BEGIN Supplied data

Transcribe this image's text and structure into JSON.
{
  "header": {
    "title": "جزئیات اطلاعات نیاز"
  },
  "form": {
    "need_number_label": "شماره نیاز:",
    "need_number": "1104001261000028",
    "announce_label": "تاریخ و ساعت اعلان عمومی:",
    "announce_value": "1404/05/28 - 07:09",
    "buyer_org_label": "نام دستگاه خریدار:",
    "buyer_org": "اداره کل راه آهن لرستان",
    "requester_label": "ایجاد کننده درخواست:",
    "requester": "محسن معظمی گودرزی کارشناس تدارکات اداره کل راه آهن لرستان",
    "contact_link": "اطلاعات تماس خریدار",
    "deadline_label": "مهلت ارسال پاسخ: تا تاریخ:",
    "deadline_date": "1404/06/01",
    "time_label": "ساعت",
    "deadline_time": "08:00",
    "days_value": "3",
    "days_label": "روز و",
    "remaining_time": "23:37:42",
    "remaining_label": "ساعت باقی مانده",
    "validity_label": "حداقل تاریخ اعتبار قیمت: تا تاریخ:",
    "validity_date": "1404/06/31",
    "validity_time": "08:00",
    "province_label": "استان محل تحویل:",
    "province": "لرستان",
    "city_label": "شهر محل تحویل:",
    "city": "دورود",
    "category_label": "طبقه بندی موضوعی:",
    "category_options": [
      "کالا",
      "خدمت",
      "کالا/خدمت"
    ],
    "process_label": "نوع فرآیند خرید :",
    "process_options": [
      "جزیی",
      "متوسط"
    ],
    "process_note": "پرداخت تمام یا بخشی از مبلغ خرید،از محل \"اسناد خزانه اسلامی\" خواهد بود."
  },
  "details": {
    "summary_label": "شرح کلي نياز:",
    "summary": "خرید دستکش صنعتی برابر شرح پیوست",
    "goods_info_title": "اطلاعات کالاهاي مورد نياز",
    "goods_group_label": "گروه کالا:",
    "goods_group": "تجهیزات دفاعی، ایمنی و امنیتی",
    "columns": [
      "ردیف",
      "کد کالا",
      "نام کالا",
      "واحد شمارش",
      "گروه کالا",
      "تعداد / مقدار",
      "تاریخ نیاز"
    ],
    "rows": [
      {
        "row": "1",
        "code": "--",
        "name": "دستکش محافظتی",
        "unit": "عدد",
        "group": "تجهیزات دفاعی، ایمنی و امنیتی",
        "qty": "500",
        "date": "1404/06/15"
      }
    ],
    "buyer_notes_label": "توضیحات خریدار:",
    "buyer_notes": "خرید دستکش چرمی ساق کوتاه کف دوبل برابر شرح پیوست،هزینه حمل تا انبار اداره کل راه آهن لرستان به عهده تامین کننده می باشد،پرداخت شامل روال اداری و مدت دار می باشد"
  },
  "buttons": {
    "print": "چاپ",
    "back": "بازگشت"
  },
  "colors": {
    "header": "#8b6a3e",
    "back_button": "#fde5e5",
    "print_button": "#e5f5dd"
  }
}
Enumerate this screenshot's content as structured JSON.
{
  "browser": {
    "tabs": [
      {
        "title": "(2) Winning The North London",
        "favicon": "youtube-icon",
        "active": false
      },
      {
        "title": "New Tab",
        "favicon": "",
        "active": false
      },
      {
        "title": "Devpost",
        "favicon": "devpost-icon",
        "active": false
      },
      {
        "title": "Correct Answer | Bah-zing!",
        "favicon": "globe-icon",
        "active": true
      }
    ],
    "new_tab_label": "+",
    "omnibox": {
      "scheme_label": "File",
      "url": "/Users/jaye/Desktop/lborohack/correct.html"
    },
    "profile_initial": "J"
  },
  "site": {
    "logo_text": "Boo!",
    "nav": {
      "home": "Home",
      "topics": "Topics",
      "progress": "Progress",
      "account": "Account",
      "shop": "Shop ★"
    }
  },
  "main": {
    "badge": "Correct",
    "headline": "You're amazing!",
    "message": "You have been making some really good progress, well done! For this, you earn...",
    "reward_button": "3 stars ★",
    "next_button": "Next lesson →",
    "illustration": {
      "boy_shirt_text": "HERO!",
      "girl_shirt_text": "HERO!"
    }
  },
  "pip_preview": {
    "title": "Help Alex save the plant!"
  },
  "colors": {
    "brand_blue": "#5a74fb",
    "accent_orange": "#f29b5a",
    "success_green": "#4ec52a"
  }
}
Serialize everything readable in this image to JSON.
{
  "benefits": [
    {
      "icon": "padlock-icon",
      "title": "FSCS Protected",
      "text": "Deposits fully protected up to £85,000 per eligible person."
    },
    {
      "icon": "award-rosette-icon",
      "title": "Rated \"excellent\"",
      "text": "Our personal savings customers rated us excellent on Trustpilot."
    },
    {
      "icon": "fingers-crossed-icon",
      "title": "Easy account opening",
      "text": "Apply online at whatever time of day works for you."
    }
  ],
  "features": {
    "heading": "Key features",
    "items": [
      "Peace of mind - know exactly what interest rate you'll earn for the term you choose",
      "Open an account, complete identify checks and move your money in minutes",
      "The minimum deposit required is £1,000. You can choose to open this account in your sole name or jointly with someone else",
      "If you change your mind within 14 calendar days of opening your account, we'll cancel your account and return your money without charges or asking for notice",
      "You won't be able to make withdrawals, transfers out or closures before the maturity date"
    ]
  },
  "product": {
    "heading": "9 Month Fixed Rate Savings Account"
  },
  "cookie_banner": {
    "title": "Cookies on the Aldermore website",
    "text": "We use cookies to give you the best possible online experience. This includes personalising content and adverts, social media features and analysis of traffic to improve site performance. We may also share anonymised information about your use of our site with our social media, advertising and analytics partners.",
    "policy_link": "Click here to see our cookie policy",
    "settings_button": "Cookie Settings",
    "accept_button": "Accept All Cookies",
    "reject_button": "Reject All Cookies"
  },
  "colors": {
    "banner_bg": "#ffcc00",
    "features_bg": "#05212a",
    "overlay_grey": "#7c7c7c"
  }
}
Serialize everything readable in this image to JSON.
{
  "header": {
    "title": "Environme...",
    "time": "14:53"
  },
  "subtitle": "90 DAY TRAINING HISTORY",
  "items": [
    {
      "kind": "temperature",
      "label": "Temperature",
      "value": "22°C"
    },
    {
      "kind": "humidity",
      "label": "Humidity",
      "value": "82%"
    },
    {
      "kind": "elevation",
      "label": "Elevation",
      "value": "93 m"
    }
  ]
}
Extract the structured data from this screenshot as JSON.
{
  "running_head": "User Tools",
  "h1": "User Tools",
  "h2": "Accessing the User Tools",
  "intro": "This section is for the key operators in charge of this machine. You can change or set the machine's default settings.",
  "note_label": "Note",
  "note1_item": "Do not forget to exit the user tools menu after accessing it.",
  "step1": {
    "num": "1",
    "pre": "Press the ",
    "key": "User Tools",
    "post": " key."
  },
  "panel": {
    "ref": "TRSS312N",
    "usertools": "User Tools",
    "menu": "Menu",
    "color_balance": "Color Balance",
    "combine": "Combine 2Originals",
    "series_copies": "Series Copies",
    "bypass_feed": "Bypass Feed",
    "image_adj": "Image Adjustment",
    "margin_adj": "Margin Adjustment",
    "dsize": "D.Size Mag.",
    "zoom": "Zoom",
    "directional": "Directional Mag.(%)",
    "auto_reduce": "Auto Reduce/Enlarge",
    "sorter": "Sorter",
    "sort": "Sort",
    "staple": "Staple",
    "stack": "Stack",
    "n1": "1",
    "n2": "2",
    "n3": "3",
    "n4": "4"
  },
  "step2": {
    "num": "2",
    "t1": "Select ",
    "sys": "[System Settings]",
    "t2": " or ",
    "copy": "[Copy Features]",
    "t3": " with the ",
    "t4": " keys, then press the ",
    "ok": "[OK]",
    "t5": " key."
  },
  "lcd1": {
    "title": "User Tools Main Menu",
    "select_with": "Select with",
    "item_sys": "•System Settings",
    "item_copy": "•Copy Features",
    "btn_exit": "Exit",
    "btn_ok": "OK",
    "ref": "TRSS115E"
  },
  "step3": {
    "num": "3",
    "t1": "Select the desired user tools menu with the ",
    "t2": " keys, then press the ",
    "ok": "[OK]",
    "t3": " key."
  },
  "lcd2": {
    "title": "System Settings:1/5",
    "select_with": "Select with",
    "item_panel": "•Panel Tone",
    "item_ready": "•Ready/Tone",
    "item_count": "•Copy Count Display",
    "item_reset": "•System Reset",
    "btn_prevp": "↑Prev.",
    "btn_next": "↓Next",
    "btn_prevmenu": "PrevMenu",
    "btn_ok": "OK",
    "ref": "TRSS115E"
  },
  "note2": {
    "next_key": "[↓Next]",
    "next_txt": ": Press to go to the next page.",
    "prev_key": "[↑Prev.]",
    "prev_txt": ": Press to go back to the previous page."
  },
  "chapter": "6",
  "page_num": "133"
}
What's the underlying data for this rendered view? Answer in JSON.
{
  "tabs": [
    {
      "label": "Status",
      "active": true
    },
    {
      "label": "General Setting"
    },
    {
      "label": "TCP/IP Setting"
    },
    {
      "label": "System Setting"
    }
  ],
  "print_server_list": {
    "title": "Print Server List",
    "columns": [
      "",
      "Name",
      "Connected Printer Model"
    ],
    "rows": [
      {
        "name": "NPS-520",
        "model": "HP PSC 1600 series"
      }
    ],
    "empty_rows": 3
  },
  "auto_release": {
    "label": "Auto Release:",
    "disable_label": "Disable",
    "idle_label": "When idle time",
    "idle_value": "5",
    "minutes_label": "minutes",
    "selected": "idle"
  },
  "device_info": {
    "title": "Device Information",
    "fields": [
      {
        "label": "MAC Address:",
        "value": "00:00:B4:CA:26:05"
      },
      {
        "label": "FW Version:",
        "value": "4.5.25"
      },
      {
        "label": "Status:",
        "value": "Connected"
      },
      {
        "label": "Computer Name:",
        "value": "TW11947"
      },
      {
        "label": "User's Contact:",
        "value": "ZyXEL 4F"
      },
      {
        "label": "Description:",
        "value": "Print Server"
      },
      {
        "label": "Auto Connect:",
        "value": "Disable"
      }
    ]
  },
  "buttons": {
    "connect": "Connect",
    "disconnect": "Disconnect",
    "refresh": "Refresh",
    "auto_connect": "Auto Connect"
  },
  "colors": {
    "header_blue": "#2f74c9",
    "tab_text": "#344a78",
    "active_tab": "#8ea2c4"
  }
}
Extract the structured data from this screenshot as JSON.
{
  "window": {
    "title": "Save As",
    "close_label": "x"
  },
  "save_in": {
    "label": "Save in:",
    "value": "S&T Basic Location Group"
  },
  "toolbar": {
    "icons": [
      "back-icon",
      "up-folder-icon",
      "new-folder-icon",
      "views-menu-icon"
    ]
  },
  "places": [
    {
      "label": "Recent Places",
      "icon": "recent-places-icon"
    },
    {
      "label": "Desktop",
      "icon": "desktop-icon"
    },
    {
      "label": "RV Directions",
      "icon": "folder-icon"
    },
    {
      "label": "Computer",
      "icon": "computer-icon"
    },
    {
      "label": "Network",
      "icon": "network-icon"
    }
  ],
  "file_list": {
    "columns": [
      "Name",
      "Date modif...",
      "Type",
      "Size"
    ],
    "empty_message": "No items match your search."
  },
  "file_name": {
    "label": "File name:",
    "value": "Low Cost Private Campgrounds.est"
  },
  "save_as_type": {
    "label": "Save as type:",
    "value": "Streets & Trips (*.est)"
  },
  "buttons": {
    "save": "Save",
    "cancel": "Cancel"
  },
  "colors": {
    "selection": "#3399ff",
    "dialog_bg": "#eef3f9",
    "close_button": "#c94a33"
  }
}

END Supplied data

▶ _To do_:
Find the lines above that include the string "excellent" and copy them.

▶ _Response box_:
      "title": "Rated \"excellent\"",
      "text": "Our personal savings customers rated us excellent on Trustpilot."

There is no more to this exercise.